Just as it was with Keating, Swan's first year as Treasurer could be his best because he can blame the other mob for hopeless financial management.

During tough times like the present our leaders usually head for the Qantas departure lounge to escape the unpleasantness of depressing headlines and the ululations of the canaille.

Part of Swan's job is to be hated more and sooner than Rudd. That time will come there is no doubt of that. By the time those from Mudville get to Rudd. Well, it ain't going to be nice.
I said once before that Rudd will be the most hated PM ever. I still stick by that.

Rumpole QC
Hard times requre hard men, hard policies, and hard decisions. That's the style of government--we have to do this---they are selling for the media headlines.

They--Swan + Tanner ---are denying that their hard policies etc will not effect economic growth. You can squeeze demand and still keep the growth going. There will be no uneemployment increase and no foreclosures by working families.

There is more bad news to come for us mortgage holders.The premium Australia's banks now have to pay to borrow money from other banks had soared to more than 0.5 percentage points, five times its usual level.

So far, the banks on average have passed on just 0.15 percentage points of this to home buyers.

The banks could soon ration credit to cope with surging demand for loans from companies that can no longer raise money independently on world markets. This could see higher hurdles set for home buyers, such as requiring sizeable deposits.

I thought that a thousand people a week were going to south east Queensland.
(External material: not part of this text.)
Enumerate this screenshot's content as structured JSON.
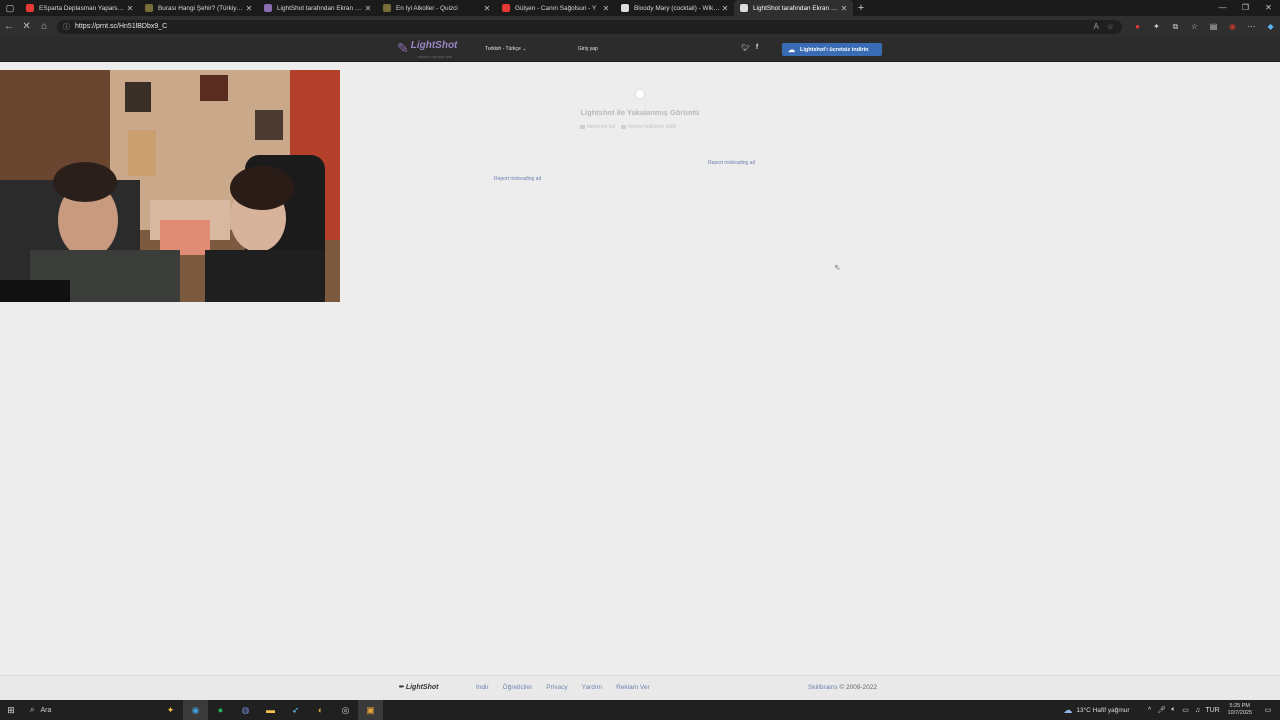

Isn't Melbourne's population growth increassing — the city is now expected to overtake Sydney as Australia's biggest city by 2028. The boom-town plan for a bigger Melbourne is just spin?

The latest string of official interest rate rises is hurting more than usual because house prices - and hence home loans - are double or treble what they used to be.

The low interest rates meant that existing home owners moved to better homes by borrowing a lot more. They succeeded in bidding up house prices and lumbering themselves with a lot more debt.

I am beginning to see a slowing of the housing market in some areas. The lower end of the market here where the first home buyer and the small investor buys in I have noticed that the agent signs change after the first month. The house stays on the market but a new agent takes over. This means that many buyers/investors are out of the market. Either they cant get in or are waiting to see what happens.
It is expected that those first home buyers that bought into house and land packages on low deposits will fall first. Some of these people have rates of 11% because they needed to take it to get in the market.
Car sales will dry up soon too. I expect another car manufacturer or 2 to start talking of closures soon.
There has already been a slowing of Logistics related jobs in Saturdays papers.

The first domino is wobbling.